■ EXERCISE DESCRIPTION
In the entries below, identify every line with the string "JSON" and copy it.

■ DATA FOR REVIEW
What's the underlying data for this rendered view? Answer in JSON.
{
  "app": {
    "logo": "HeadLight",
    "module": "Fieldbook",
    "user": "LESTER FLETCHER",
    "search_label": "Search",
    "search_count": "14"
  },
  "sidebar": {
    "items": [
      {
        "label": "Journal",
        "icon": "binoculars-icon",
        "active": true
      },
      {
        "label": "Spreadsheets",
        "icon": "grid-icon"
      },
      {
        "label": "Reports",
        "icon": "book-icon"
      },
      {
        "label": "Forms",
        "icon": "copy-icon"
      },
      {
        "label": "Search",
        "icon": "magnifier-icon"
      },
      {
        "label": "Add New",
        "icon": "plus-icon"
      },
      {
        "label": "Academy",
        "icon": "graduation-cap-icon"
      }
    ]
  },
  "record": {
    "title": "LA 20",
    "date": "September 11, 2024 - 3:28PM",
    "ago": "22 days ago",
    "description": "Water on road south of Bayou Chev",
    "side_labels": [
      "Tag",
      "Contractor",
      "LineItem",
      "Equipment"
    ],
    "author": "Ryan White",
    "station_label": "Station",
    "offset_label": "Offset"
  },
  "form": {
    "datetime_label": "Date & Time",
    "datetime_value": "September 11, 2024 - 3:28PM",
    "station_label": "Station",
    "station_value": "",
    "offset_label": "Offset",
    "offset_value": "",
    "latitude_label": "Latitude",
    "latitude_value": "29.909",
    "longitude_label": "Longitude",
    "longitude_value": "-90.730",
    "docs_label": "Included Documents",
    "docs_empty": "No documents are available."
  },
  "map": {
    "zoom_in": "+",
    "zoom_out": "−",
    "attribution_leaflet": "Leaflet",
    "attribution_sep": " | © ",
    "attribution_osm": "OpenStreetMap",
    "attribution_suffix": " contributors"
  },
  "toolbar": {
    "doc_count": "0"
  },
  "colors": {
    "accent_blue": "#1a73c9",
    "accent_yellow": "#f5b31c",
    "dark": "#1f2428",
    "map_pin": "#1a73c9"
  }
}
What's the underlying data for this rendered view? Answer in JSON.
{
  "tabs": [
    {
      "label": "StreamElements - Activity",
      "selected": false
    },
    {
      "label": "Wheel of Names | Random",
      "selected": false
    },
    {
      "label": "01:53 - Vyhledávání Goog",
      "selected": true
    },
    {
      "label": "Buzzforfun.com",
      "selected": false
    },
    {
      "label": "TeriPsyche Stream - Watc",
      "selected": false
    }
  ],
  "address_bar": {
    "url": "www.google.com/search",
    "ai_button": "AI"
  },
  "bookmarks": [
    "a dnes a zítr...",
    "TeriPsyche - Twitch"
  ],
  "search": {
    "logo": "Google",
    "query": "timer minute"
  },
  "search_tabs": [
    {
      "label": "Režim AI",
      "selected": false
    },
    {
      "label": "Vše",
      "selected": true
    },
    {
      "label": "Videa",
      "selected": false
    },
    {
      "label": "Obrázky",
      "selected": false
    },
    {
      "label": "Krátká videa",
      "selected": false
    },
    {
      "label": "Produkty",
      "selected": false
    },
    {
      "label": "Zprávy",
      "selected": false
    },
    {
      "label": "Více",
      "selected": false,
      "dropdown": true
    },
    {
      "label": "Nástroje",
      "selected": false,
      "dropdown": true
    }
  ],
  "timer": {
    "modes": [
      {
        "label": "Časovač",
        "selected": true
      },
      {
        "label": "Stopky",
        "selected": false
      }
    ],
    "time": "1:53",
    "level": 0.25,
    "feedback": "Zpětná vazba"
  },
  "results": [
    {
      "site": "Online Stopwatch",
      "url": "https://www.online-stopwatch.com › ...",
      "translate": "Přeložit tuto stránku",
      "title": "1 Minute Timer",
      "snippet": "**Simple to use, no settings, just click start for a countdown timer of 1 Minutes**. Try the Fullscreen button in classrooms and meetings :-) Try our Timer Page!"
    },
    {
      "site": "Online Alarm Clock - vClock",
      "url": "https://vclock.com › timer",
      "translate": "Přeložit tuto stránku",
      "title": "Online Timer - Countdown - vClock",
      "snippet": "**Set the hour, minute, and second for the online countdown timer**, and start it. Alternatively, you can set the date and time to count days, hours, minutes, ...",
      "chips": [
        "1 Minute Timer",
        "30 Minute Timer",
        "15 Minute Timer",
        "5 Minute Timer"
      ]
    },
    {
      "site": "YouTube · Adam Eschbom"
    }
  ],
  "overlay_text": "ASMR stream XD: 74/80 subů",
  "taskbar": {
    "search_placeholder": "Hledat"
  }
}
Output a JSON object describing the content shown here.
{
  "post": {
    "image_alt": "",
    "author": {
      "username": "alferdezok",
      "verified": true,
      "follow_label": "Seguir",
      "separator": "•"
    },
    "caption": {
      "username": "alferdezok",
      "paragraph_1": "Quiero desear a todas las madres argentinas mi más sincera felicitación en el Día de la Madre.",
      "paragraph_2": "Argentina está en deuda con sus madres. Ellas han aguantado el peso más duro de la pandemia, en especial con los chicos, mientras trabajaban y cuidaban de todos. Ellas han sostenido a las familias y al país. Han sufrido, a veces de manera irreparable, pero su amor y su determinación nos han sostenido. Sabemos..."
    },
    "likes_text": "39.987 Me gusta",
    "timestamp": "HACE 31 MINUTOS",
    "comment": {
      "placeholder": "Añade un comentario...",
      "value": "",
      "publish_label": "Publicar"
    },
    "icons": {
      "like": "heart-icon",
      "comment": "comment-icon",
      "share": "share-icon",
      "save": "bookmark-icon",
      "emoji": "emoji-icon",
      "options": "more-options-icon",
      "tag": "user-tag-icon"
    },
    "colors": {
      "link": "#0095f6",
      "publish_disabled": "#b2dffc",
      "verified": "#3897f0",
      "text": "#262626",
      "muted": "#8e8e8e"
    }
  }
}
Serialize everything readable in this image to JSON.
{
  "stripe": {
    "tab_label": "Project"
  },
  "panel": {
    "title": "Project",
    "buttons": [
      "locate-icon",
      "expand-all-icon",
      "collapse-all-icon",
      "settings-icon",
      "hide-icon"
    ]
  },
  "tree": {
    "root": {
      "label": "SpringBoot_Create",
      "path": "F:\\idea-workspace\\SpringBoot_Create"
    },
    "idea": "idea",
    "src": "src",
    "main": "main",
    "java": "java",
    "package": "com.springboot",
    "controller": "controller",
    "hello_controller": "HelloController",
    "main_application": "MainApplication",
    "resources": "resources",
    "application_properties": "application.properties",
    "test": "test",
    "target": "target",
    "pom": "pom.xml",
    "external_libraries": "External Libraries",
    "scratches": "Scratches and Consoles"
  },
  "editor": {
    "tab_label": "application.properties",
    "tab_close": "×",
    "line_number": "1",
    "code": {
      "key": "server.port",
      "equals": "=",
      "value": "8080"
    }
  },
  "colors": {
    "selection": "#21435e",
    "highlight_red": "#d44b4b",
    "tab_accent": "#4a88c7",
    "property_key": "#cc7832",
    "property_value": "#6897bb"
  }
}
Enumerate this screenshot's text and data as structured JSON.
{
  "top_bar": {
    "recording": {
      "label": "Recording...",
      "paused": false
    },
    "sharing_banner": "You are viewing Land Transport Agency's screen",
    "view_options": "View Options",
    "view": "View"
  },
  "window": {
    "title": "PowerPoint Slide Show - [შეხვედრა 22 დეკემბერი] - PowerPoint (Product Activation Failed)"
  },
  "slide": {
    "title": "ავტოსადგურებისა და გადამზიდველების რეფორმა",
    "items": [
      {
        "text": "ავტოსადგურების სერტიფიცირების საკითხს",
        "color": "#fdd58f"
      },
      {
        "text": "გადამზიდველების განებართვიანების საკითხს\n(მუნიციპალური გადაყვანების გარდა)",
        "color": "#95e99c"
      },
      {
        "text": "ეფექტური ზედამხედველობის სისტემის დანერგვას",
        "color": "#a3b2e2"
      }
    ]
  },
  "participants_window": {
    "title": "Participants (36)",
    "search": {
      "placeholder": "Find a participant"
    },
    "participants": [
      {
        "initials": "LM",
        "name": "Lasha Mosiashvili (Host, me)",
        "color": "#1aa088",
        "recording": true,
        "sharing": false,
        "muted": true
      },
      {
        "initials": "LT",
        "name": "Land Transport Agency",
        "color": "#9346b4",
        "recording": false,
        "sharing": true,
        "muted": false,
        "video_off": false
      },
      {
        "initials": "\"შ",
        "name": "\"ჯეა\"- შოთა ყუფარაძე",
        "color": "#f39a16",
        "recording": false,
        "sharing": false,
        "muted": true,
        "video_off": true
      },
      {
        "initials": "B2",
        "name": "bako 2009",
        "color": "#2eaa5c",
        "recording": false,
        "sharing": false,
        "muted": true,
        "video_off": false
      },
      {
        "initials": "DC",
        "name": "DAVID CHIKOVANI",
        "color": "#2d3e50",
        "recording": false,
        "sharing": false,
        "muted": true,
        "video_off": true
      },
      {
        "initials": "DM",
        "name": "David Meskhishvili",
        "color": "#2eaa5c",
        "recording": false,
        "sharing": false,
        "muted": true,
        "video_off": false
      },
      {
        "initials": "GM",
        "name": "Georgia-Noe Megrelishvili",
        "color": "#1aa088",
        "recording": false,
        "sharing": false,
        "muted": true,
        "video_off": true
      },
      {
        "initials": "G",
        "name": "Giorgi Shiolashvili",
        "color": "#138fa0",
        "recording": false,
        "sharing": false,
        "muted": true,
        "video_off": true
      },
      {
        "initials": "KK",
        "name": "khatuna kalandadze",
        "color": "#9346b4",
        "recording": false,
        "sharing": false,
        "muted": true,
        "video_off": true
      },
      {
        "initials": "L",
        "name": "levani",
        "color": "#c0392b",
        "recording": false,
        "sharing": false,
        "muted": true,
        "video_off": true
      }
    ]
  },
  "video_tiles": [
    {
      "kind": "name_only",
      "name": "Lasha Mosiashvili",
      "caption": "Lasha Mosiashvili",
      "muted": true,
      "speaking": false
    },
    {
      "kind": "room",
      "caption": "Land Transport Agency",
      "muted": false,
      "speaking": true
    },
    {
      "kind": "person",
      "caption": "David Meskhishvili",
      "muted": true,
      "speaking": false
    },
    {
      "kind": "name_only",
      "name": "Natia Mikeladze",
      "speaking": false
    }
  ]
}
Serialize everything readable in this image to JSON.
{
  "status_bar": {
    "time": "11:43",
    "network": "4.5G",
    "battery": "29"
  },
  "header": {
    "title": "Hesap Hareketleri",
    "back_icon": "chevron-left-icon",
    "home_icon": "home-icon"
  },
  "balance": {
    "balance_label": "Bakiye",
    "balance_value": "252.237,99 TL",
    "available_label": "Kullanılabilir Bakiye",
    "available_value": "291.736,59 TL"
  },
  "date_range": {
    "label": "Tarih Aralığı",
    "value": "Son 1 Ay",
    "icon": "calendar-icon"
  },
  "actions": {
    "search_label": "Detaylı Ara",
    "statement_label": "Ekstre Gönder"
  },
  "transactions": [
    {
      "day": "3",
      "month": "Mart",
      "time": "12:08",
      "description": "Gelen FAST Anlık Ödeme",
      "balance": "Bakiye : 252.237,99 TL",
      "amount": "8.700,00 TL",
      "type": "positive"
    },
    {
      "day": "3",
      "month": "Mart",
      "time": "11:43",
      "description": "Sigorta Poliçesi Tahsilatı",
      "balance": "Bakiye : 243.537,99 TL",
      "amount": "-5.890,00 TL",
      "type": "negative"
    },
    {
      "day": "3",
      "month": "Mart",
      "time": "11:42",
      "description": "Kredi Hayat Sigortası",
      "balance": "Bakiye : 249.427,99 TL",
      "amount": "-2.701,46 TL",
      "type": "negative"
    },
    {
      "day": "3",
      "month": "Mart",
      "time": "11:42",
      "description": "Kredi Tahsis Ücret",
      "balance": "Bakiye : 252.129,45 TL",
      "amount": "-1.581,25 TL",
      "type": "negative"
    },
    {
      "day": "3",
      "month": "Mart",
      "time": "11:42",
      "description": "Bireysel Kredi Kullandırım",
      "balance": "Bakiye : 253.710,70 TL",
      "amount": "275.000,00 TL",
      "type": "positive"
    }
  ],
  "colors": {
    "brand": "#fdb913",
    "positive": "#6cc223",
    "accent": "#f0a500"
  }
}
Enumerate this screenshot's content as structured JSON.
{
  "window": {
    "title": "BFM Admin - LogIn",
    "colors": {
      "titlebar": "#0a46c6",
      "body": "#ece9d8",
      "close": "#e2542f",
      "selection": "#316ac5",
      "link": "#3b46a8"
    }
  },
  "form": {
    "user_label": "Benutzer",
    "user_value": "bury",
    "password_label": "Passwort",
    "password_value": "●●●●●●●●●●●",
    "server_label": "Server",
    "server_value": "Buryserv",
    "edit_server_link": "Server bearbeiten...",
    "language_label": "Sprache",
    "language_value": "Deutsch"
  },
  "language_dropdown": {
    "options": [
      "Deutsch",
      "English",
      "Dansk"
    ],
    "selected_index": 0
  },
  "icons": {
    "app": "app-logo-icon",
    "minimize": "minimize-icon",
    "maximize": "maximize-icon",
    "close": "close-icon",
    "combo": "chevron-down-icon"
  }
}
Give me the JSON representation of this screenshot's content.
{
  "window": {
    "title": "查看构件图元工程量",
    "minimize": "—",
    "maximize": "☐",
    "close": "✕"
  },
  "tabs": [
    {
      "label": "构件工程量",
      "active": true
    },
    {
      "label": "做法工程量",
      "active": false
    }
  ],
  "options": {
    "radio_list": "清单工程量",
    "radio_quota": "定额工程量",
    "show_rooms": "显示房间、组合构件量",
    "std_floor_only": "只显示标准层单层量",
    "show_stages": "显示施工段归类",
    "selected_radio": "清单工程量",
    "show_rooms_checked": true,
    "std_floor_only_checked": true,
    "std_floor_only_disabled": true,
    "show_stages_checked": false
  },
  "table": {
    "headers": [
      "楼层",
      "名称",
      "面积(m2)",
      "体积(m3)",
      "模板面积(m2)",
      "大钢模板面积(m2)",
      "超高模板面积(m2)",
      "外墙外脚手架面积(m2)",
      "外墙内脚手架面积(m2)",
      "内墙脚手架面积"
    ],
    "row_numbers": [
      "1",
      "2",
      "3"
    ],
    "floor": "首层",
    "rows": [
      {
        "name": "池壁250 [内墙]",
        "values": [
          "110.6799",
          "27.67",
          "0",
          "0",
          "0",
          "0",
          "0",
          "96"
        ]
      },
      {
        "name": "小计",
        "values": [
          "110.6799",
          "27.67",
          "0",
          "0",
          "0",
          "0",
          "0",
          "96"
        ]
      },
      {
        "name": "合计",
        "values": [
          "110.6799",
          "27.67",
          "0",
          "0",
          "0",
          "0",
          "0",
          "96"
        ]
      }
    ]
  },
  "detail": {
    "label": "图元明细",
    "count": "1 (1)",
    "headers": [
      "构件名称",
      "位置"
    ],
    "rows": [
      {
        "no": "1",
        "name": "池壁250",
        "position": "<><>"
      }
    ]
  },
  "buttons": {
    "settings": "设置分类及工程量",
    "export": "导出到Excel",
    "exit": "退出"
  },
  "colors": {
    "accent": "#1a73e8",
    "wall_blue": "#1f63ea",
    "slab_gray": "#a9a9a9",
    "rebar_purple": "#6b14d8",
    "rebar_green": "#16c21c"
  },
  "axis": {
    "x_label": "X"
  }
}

■ EXERCISE ANSWER
What's the underlying data for this rendered view? Answer in JSON.
What's the underlying data for this rendered view? Answer in JSON.
Output a JSON object describing the content shown here.
Serialize everything readable in this image to JSON.
Enumerate this screenshot's text and data as structured JSON.
Serialize everything readable in this image to JSON.
Enumerate this screenshot's content as structured JSON.
Give me the JSON representation of this screenshot's content.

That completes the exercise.